Among the great moments in baseball, the 1951 playoff series between the Brooklyn Dodgers and the New York Giants is near the top of the list. The last game of that series was probably the most dramatic in the history of the game.
The two teams were tied at the end of the regular season, so a three-game playoff series was scheduled to decide which team would go on to the World Series. The Giants won the first game, 3-1. The Dodgers won the second, 10-0. In the deciding game, the Giants were behind, 4-1, when they came to bat in the ninth inning. They scored one run and had two men on base with one out when Bobby Thompson came up. He hit a home run to win the game and the playoffs for the Giants. Sportswriters called the homer “The shot heard round the world.”

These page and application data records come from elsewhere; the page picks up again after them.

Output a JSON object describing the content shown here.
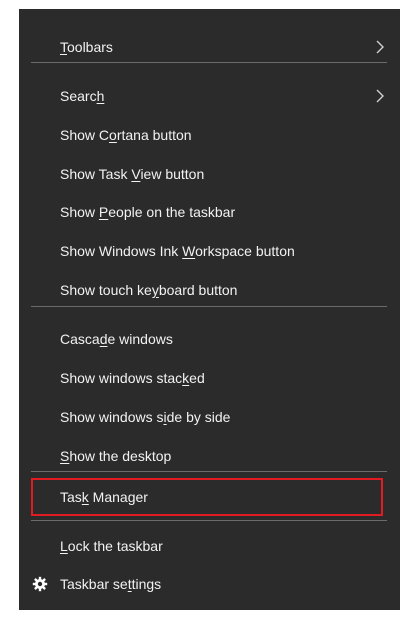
{
  "menu": {
    "items": [
      {
        "id": "toolbars",
        "pre": "",
        "key": "T",
        "post": "oolbars",
        "submenu": true
      },
      {
        "id": "search",
        "pre": "Searc",
        "key": "h",
        "post": "",
        "submenu": true
      },
      {
        "id": "show-cortana",
        "pre": "Show C",
        "key": "o",
        "post": "rtana button"
      },
      {
        "id": "show-task-view",
        "pre": "Show Task ",
        "key": "V",
        "post": "iew button"
      },
      {
        "id": "show-people",
        "pre": "Show ",
        "key": "P",
        "post": "eople on the taskbar"
      },
      {
        "id": "show-ink",
        "pre": "Show Windows Ink ",
        "key": "W",
        "post": "orkspace button"
      },
      {
        "id": "show-touch-keyboard",
        "pre": "Show touch ke",
        "key": "y",
        "post": "board button"
      },
      {
        "id": "cascade",
        "pre": "Casca",
        "key": "d",
        "post": "e windows"
      },
      {
        "id": "stacked",
        "pre": "Show windows stac",
        "key": "k",
        "post": "ed"
      },
      {
        "id": "side-by-side",
        "pre": "Show windows s",
        "key": "i",
        "post": "de by side"
      },
      {
        "id": "show-desktop",
        "pre": "",
        "key": "S",
        "post": "how the desktop"
      },
      {
        "id": "task-manager",
        "pre": "Tas",
        "key": "k",
        "post": " Manager"
      },
      {
        "id": "lock-taskbar",
        "pre": "",
        "key": "L",
        "post": "ock the taskbar"
      },
      {
        "id": "taskbar-settings",
        "pre": "Taskbar se",
        "key": "t",
        "post": "tings"
      }
    ]
  },
  "colors": {
    "menu_bg": "#2b2b2b",
    "text": "#f2f2f2",
    "separator": "#6a6a6a",
    "highlight_border": "#e11b22"
  },
  "icons": {
    "submenu_arrow": "chevron-right-icon",
    "settings": "gear-icon"
  }
}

Kneeling in the on-deck circle was a great young rookie named Willie Mays. Later, reporters asked Mays what he would have done if Thompson had not hit the homer, and the responsibility for the game had fallen on his shoulders.
“I don’t know,” Mays replied honestly. “I was just a kid then. There was a lot of pressure. Maybe I’d have struck out.”
Such a dramatic event seemed unlikely ever to repeat itself, and Willie Mays probably thought he’d never get a second chance to win a pennant with one swing of the bat. But he did. Eleven years later the whole situation repeated itself!
In 1958 the New York Giants moved to San Francisco and the Brooklyn Dodgers moved to Los Angeles.
Then in 1962, eleven years after that memorable playoff series in New York City, the Giants and Dodgers ended the season in a tie for first place. A three-game series was scheduled to determine a pennant-winner.
In the 1951 series, the Giants had won the first playoff game. In 1962, the won the first playoff game.
In the 1951 series, the Dodgers had won the second playoff game. In 1962, they won the second playoff game.
In the 1951 series, the Giants had come into the ninth inning trailing the Dodgers. In 1962, the Giants came into the ninth inning trailing the Dodgers.
The time the Giants loaded the bases in the ninth. Then up came Willie Mays. Eleven years earlier, he might have struck out because of the pressure. Now he had a second chance–a real one.
He hit a drive off the foot of pitcher Ed Roebuck. It went for a single, scoring a run. Then a wild pitch and an error gave the Giants the ball game and the pennant. They won the playoffs just as they had in 1951.
Only one man saw the playoffs from both sides. In 1951, when the Giants won, their manager had been Leo Durocher. In 1962, Durocher learned about losing–he was a coach for the Los Angeles Dodgers.
From Strange But True Sports Stories by Howard Liss. Illustrations by Joe Mathieu.